# What the task asks:
Return all the lines below in which the string "JSON" appears.

# Data excerpts:
□ □ □ □ □
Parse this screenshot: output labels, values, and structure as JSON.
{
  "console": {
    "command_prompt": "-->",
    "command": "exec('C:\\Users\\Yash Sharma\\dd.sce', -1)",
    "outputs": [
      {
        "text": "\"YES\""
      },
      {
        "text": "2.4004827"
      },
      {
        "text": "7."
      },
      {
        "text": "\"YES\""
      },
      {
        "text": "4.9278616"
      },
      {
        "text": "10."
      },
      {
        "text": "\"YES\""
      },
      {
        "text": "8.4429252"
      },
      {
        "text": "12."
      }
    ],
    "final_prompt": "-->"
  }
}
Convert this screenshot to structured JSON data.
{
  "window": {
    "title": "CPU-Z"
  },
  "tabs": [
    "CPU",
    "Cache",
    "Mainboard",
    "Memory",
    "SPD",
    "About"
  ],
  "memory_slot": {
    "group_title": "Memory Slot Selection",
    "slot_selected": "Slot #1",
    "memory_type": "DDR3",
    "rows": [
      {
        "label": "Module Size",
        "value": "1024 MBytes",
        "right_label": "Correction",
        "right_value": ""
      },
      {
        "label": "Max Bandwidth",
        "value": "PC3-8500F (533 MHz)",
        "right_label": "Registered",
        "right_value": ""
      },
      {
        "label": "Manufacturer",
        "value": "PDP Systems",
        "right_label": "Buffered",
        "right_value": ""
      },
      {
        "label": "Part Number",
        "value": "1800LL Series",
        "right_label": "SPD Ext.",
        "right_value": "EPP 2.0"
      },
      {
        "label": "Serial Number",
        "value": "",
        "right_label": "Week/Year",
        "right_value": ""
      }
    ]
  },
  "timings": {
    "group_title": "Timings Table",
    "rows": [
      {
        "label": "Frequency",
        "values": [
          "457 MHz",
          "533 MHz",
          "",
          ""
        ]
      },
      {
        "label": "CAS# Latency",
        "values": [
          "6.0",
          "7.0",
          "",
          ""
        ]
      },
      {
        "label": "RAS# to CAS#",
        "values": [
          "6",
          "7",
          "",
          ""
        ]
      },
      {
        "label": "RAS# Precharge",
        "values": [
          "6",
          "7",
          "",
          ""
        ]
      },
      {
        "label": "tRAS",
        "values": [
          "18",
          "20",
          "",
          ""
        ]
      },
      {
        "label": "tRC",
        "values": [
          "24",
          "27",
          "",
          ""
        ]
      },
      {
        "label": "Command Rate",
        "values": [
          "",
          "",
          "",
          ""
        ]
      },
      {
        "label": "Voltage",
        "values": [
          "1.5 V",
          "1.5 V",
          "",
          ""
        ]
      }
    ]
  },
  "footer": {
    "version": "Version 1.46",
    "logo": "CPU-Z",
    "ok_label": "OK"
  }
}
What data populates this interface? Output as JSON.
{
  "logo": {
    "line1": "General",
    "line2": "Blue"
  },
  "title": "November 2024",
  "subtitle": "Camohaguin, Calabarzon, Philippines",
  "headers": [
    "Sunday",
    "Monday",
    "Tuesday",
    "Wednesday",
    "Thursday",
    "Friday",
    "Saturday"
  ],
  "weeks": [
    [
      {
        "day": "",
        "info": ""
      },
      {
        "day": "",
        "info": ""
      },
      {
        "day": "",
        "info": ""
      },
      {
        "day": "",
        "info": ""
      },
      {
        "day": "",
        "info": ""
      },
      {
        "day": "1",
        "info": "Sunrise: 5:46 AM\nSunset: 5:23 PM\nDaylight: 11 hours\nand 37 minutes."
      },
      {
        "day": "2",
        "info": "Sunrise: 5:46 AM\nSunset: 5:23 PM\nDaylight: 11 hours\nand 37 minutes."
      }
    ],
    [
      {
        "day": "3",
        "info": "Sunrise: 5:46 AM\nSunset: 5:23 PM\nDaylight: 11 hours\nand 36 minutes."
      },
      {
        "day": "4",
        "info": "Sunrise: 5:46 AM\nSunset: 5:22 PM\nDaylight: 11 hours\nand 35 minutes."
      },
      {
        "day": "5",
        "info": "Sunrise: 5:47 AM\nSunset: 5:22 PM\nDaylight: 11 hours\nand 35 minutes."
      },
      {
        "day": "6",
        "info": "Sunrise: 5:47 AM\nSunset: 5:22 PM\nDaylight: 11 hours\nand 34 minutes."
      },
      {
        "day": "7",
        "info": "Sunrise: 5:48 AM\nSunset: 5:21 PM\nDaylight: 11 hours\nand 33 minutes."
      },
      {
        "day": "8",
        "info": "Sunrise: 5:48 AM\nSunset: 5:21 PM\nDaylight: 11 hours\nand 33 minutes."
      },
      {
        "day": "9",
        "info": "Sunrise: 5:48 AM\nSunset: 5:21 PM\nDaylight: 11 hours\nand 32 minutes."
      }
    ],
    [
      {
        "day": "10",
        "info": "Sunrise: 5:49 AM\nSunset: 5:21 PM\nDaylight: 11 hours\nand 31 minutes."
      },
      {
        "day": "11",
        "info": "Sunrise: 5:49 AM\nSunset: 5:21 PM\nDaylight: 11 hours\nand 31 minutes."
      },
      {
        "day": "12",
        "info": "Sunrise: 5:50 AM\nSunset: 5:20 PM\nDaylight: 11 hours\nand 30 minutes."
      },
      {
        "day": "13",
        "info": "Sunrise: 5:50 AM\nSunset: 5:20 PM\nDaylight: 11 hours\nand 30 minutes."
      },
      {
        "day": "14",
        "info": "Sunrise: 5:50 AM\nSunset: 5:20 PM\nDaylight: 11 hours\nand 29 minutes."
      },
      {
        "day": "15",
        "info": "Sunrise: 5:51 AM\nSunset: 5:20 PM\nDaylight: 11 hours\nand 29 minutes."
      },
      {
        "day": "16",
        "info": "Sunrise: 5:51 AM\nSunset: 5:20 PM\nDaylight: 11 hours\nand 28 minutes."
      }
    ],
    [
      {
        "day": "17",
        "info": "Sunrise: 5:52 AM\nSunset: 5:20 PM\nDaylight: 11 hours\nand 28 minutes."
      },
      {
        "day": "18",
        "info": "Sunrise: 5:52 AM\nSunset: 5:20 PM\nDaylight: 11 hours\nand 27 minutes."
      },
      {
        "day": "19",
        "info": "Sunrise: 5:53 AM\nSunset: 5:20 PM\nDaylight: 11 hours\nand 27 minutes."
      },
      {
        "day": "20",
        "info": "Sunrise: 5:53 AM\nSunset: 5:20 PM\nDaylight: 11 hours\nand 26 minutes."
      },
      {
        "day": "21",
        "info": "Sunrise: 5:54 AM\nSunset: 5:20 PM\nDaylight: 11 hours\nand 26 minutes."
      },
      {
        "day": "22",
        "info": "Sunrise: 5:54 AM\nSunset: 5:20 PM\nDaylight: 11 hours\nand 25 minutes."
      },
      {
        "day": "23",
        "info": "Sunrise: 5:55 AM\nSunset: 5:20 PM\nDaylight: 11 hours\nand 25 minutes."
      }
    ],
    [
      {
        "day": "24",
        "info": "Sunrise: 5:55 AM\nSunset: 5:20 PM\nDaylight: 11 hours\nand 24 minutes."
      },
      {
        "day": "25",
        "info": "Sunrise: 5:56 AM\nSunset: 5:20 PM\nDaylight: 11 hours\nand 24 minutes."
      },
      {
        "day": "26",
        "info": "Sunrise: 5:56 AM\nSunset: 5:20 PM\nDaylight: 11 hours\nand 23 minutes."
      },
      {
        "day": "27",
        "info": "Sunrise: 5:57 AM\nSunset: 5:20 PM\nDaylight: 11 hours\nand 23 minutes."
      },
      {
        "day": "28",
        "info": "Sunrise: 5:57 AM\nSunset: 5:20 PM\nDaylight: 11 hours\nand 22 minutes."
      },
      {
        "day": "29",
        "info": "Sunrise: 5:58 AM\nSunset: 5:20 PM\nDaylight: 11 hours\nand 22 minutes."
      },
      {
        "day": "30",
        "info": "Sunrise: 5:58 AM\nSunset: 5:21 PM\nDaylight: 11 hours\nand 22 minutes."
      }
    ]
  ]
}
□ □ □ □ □
# Exercise response:
Parse this screenshot: output labels, values, and structure as JSON.
Convert this screenshot to structured JSON data.
What data populates this interface? Output as JSON.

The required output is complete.